Updated: Jun 28, 2020
Authored by - Garima Rana
Designation - Student
I. Protests in the United States of America
Regardless of the pandemic and lockdown, thousands of people in America have stormed the city of Minnesota to protest against the death of George Floyd by the police. George Floyd was an African American security guard who was arrested on suspicion of using the counterfeit bill. During the arrest, four police officers approached him, Floyd was pinned down and a police officer knelt on his neck even after she said “I can't breathe" and eventually died. The policeman, who knelt on Floyd, has been arrested and charged with murder. Three others who were present and watched the scene unfold have not yet been charged although they have been dismissed from service. Floyd’s death triggered demonstrations and protests against police brutality in the United States of America.
II. Misuse of powers by Indian police
Police brutality is a violation of civil rights where officers exercise undue or excessive force against a person which includes physical or verbal harassment, physical or mental injury, property damage, and death. The police are misusing their powers and are not being held accountable for that. No superior or politician is going to question the acts of a policeman. Complaints against police are rarely prosecuted. Police brutality in India is not just as it is in the United States of America, the situation here is worse as no action is taken against them.
III. Situation in India
We are all aware that custodial deaths and gratuitous police beatings in India are quite common. Many instances similar to George Floyd’s death make news and are talked about on social media, but they fade away without any national outcry or protests as seen in the United States of America. A few recent examples in India are police beating violators during the lockdown, student protestors as well as non-protesting students at the campus of Jamia Milia Islamia during Citizenship Amendment Act protests, unarmed protestors were killed and many more injured in the Thoothukudi Massacre, and many more. All these cases were talked about in the news and on social media but were forgotten with time.
IV. Police brutality during CAA protest and lockdown in India

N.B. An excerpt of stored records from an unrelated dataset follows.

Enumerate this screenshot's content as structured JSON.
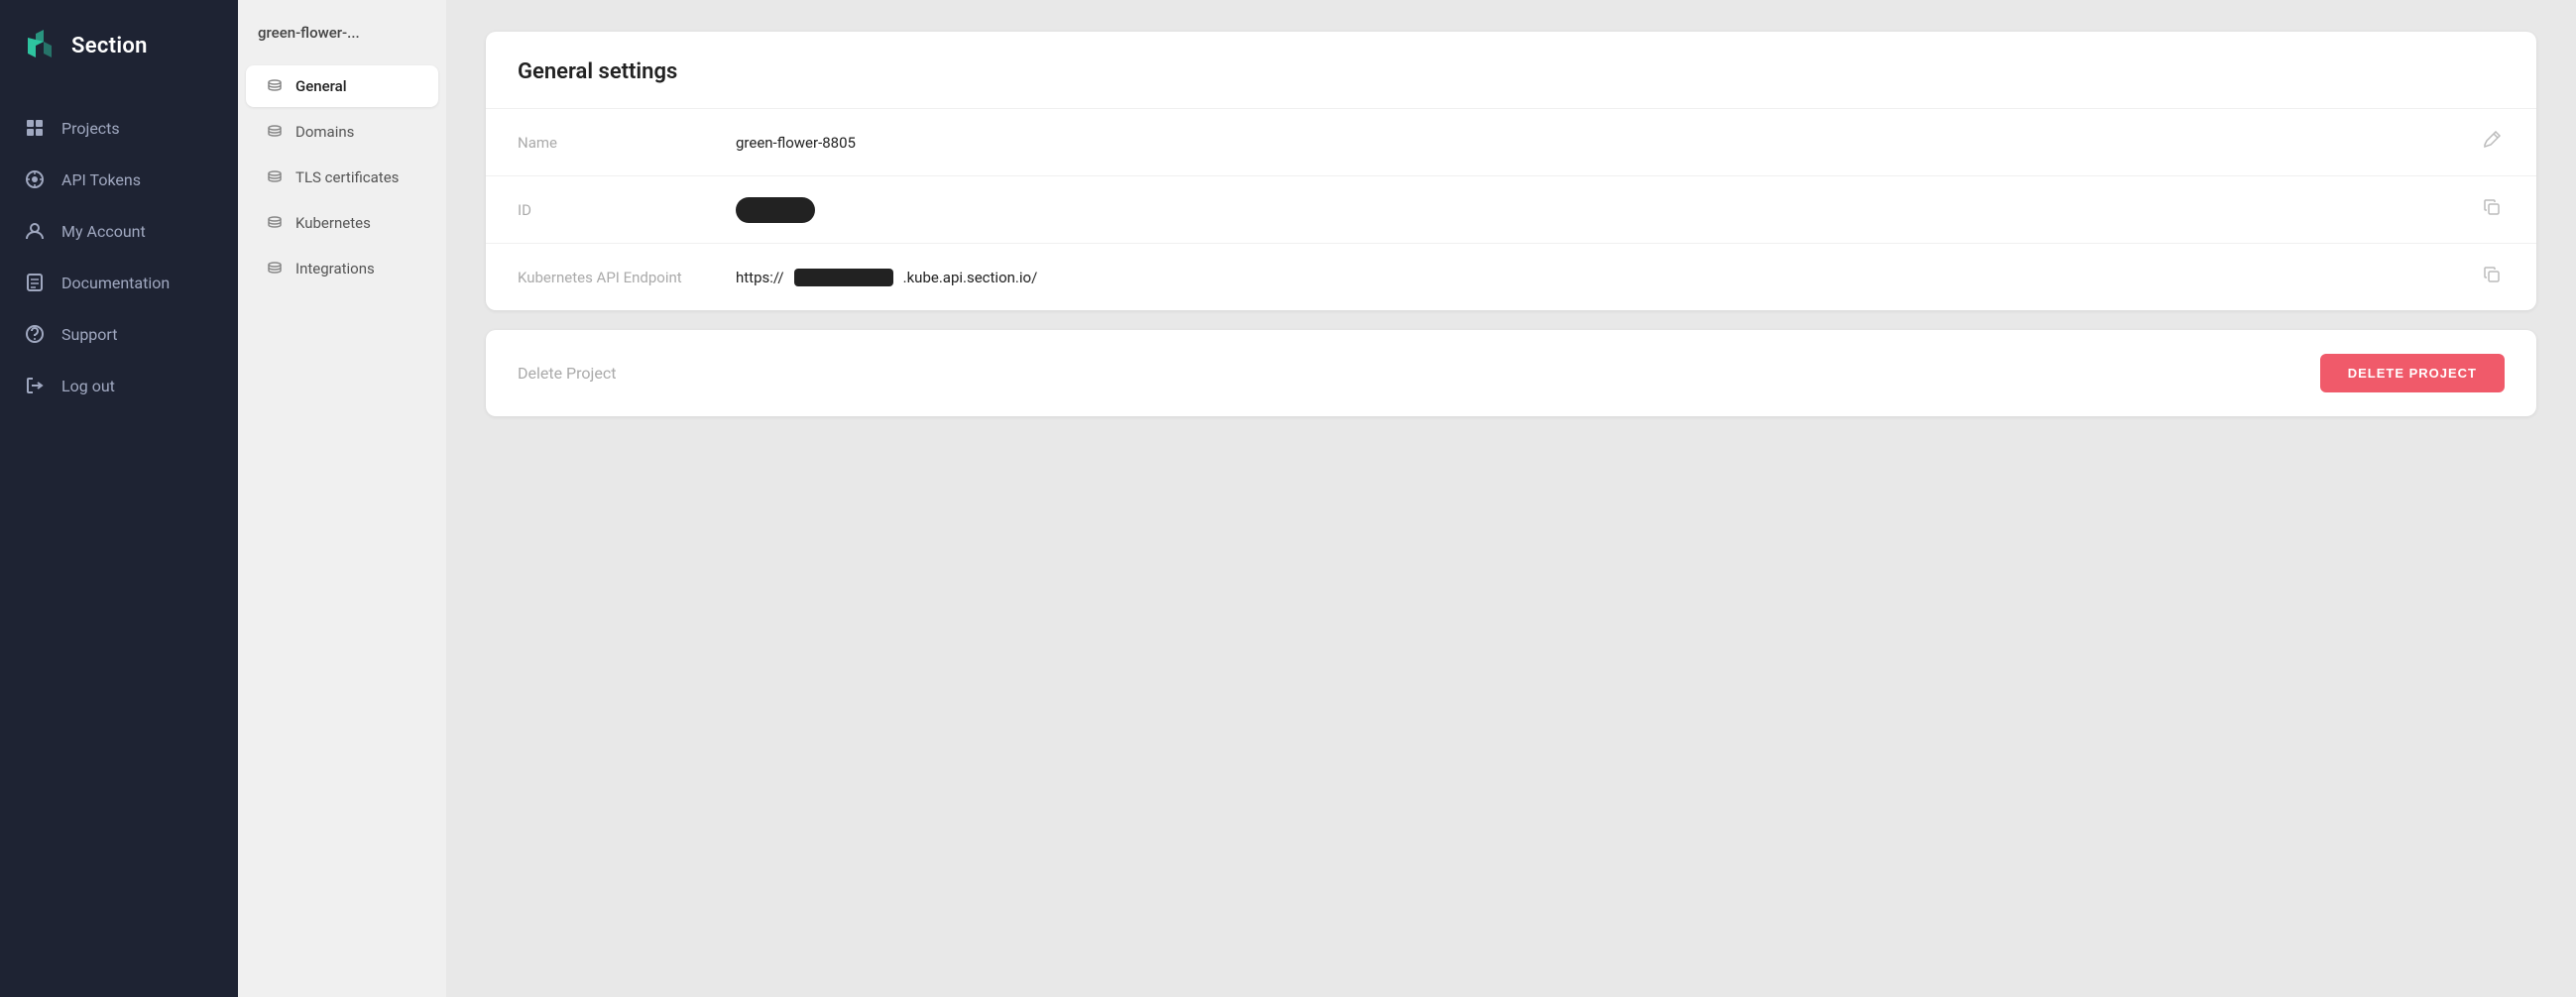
{
  "sidebar": {
    "logo_text": "Section",
    "items": [
      {
        "id": "projects",
        "label": "Projects"
      },
      {
        "id": "api-tokens",
        "label": "API Tokens"
      },
      {
        "id": "my-account",
        "label": "My Account"
      },
      {
        "id": "documentation",
        "label": "Documentation"
      },
      {
        "id": "support",
        "label": "Support"
      },
      {
        "id": "log-out",
        "label": "Log out"
      }
    ]
  },
  "secondary_sidebar": {
    "breadcrumb": "green-flower-...",
    "items": [
      {
        "id": "general",
        "label": "General",
        "active": true
      },
      {
        "id": "domains",
        "label": "Domains",
        "active": false
      },
      {
        "id": "tls-certificates",
        "label": "TLS certificates",
        "active": false
      },
      {
        "id": "kubernetes",
        "label": "Kubernetes",
        "active": false
      },
      {
        "id": "integrations",
        "label": "Integrations",
        "active": false
      }
    ]
  },
  "general_settings": {
    "title": "General settings",
    "fields": [
      {
        "id": "name",
        "label": "Name",
        "value": "green-flower-8805",
        "type": "text"
      },
      {
        "id": "id",
        "label": "ID",
        "value": "",
        "type": "redacted-pill"
      },
      {
        "id": "k8s-endpoint",
        "label": "Kubernetes API Endpoint",
        "value_prefix": "https://",
        "value_redacted": true,
        "value_suffix": ".kube.api.section.io/",
        "type": "redacted-inline"
      }
    ],
    "delete_section": {
      "label": "Delete Project",
      "button_label": "DELETE PROJECT"
    }
  }
}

India invoked Section 144 of the Indian Penal Code (IPC), which prohibits assembly of four or more people, to ensure that people don't venture out during the lockdown and to contain the spread of the coronavirus. Those violating section 144 can be arrested and detained by the police. However, the government hasn't authorized the police to use force to impose the lockdown. A lot of videos of police brutality became viral during the lockdown in India. Although the fear was necessary to stop people coming out of their homes and violate the lockdown rules. But there were a lot of people who were out to get essential supplies and some were brutally injured.

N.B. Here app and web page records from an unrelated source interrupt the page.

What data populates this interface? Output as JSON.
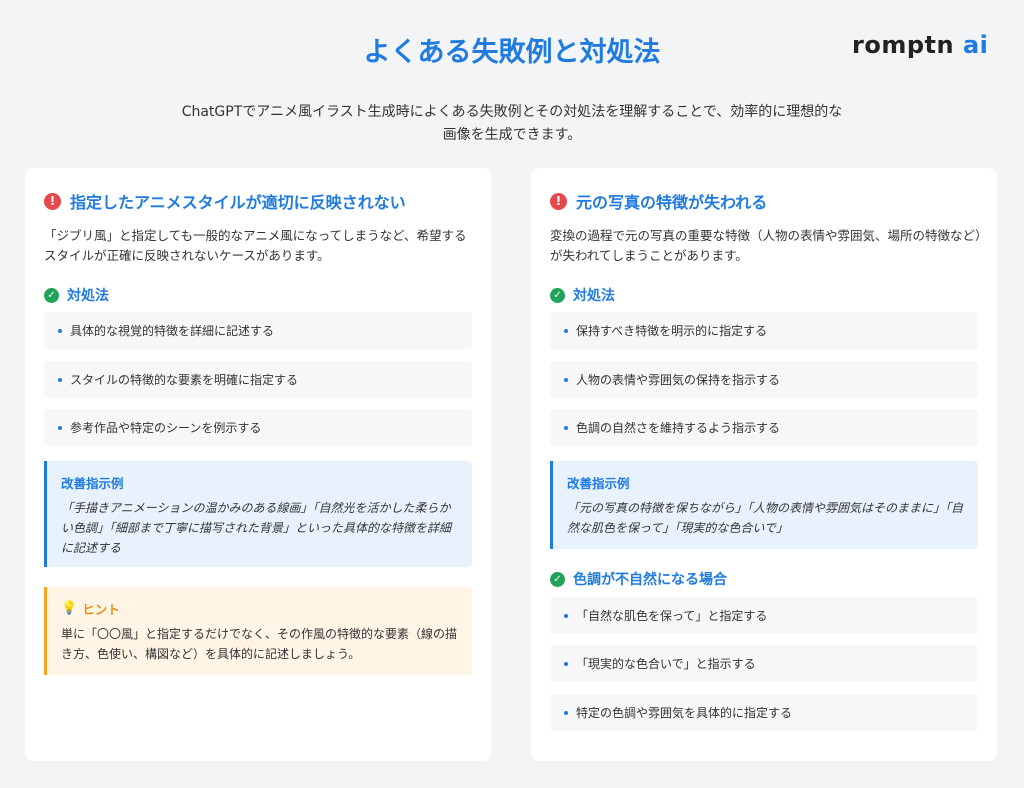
{
  "header": {
    "title": "よくある失敗例と対処法",
    "logo_main": "romptn",
    "logo_accent": "ai",
    "subtitle": "ChatGPTでアニメ風イラスト生成時によくある失敗例とその対処法を理解することで、効率的に理想的な画像を生成できます。"
  },
  "colors": {
    "accent": "#1f7be0",
    "alert": "#e5484d",
    "check": "#22a35a",
    "hint": "#f5a623"
  },
  "icons": {
    "alert": "exclamation-circle-icon",
    "check": "check-circle-icon",
    "hint": "lightbulb-icon"
  },
  "left": {
    "title": "指定したアニメスタイルが適切に反映されない",
    "description": "「ジブリ風」と指定しても一般的なアニメ風になってしまうなど、希望するスタイルが正確に反映されないケースがあります。",
    "solution_title": "対処法",
    "items": [
      "具体的な視覚的特徴を詳細に記述する",
      "スタイルの特徴的な要素を明確に指定する",
      "参考作品や特定のシーンを例示する"
    ],
    "example_title": "改善指示例",
    "example_text": "「手描きアニメーションの温かみのある線画」「自然光を活かした柔らかい色調」「細部まで丁寧に描写された背景」といった具体的な特徴を詳細に記述する",
    "hint_title": "ヒント",
    "hint_text": "単に「〇〇風」と指定するだけでなく、その作風の特徴的な要素（線の描き方、色使い、構図など）を具体的に記述しましょう。"
  },
  "right": {
    "title": "元の写真の特徴が失われる",
    "description": "変換の過程で元の写真の重要な特徴（人物の表情や雰囲気、場所の特徴など）が失われてしまうことがあります。",
    "solution_title": "対処法",
    "items": [
      "保持すべき特徴を明示的に指定する",
      "人物の表情や雰囲気の保持を指示する",
      "色調の自然さを維持するよう指示する"
    ],
    "example_title": "改善指示例",
    "example_text": "「元の写真の特徴を保ちながら」「人物の表情や雰囲気はそのままに」「自然な肌色を保って」「現実的な色合いで」",
    "section2_title": "色調が不自然になる場合",
    "items2": [
      "「自然な肌色を保って」と指定する",
      "「現実的な色合いで」と指示する",
      "特定の色調や雰囲気を具体的に指定する"
    ]
  }
}
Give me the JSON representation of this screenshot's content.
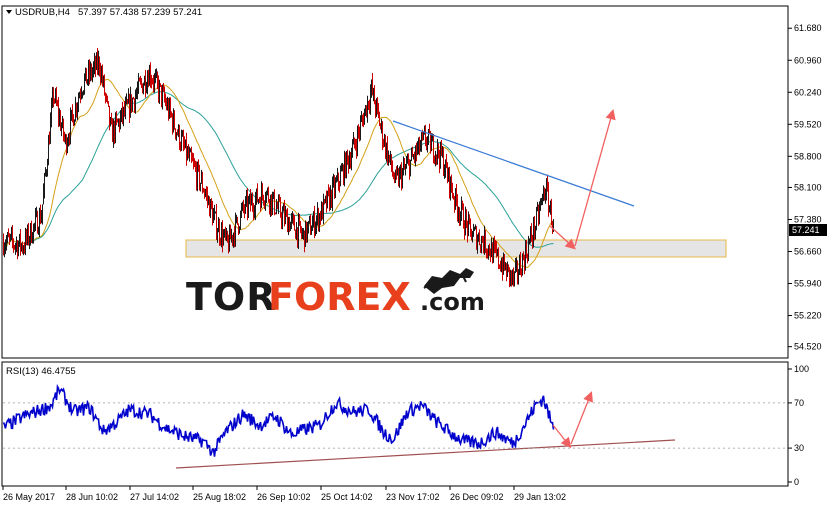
{
  "header": {
    "symbol": "USDRUB,H4",
    "ohlc": "57.397 57.438 57.239 57.241",
    "dropdown_icon": "triangle-down-icon"
  },
  "rsi_header": "RSI(13) 46.4755",
  "logo": {
    "part1": "TOR",
    "part2": "FOREX",
    "part3": ".com",
    "brand_color": "#e8401c",
    "icon": "bull-bear-icon"
  },
  "price_marker": "57.241",
  "colors": {
    "candle_up": "#1a1a1a",
    "candle_down": "#cc0000",
    "ma_fast": "#d4a017",
    "ma_slow": "#2aa198",
    "trendline": "#3a7bd5",
    "rsi_line": "#0000cc",
    "rsi_support": "#a05050",
    "arrow": "#f06060",
    "zone_fill": "#dcdcdc",
    "zone_border": "#e8b84a"
  },
  "chart_data": [
    {
      "type": "candlestick",
      "title": "USDRUB,H4",
      "y_ticks": [
        "61.680",
        "60.960",
        "60.240",
        "59.520",
        "58.800",
        "58.100",
        "57.380",
        "56.660",
        "55.940",
        "55.220",
        "54.520"
      ],
      "ylim": [
        54.4,
        62.0
      ],
      "x_ticks": [
        "26 May 2017",
        "28 Jun 10:02",
        "27 Jul 14:02",
        "25 Aug 18:02",
        "26 Sep 10:02",
        "25 Oct 14:02",
        "23 Nov 17:02",
        "26 Dec 09:02",
        "29 Jan 13:02"
      ],
      "anchors": [
        [
          0,
          56.9
        ],
        [
          20,
          56.8
        ],
        [
          38,
          57.5
        ],
        [
          50,
          60.2
        ],
        [
          62,
          59.1
        ],
        [
          78,
          60.4
        ],
        [
          96,
          60.9
        ],
        [
          108,
          59.3
        ],
        [
          122,
          59.8
        ],
        [
          146,
          60.7
        ],
        [
          162,
          60.0
        ],
        [
          182,
          58.9
        ],
        [
          200,
          58.1
        ],
        [
          212,
          57.3
        ],
        [
          224,
          56.8
        ],
        [
          240,
          57.6
        ],
        [
          262,
          58.0
        ],
        [
          278,
          57.5
        ],
        [
          300,
          57.0
        ],
        [
          320,
          57.6
        ],
        [
          334,
          58.2
        ],
        [
          352,
          59.1
        ],
        [
          368,
          60.3
        ],
        [
          380,
          59.2
        ],
        [
          392,
          58.2
        ],
        [
          408,
          58.7
        ],
        [
          422,
          59.2
        ],
        [
          438,
          58.8
        ],
        [
          452,
          57.8
        ],
        [
          466,
          57.1
        ],
        [
          480,
          56.9
        ],
        [
          494,
          56.5
        ],
        [
          510,
          56.0
        ],
        [
          522,
          56.6
        ],
        [
          534,
          57.4
        ],
        [
          542,
          58.1
        ],
        [
          550,
          57.241
        ]
      ]
    },
    {
      "type": "line",
      "title": "RSI(13) 46.4755",
      "y_ticks": [
        "100",
        "70",
        "30",
        "0"
      ],
      "ylim": [
        0,
        100
      ],
      "anchors": [
        [
          0,
          48
        ],
        [
          20,
          58
        ],
        [
          38,
          64
        ],
        [
          48,
          68
        ],
        [
          56,
          82
        ],
        [
          70,
          62
        ],
        [
          86,
          66
        ],
        [
          100,
          45
        ],
        [
          112,
          52
        ],
        [
          126,
          64
        ],
        [
          146,
          60
        ],
        [
          162,
          48
        ],
        [
          182,
          40
        ],
        [
          200,
          36
        ],
        [
          210,
          26
        ],
        [
          222,
          44
        ],
        [
          240,
          60
        ],
        [
          256,
          50
        ],
        [
          272,
          58
        ],
        [
          288,
          42
        ],
        [
          300,
          46
        ],
        [
          316,
          50
        ],
        [
          332,
          70
        ],
        [
          350,
          62
        ],
        [
          366,
          64
        ],
        [
          380,
          44
        ],
        [
          390,
          38
        ],
        [
          404,
          62
        ],
        [
          418,
          68
        ],
        [
          432,
          54
        ],
        [
          446,
          44
        ],
        [
          460,
          36
        ],
        [
          476,
          34
        ],
        [
          492,
          44
        ],
        [
          510,
          34
        ],
        [
          522,
          52
        ],
        [
          532,
          68
        ],
        [
          540,
          74
        ],
        [
          550,
          46.4755
        ]
      ]
    }
  ]
}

The protest against The Citizen Amendment Act protests caused a widespread national protest. The passing of the CAA was seen as an issue that would affect everyone, not just Muslims. Similarly, police brutality should shake up all of us, even if we all may not have personally faced it. These are things about our system that have to change and only public opinion expressed jointly and forcefully, can do that.

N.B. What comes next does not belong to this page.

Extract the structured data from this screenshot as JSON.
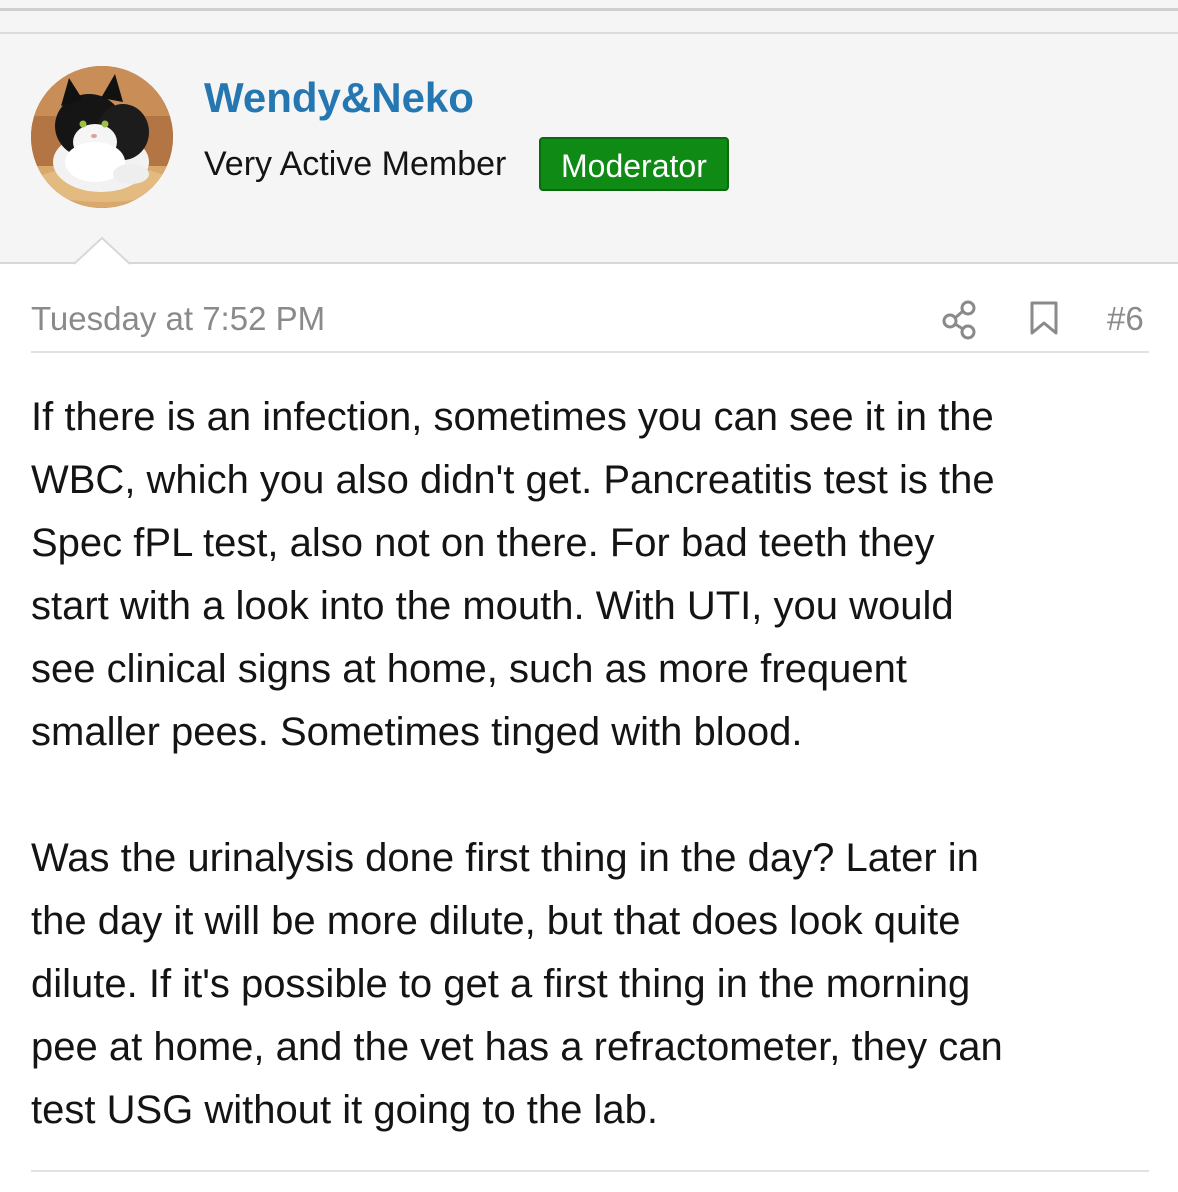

People praise the acts of a policeman who has taken law in its own hands in Indian Movies. Indian movies show policemen torture suspects in custody, despite having rules against it, people consider it right. Keeping a blind eye towards police brutality is causing the graph to rise People don’t realize this but if even one police officer is psychotic, sadistic, and violent and has groomed their fellow officers to follow or obey, then they all can cause harm. A transformative change starts with us in the streets demanding our rights.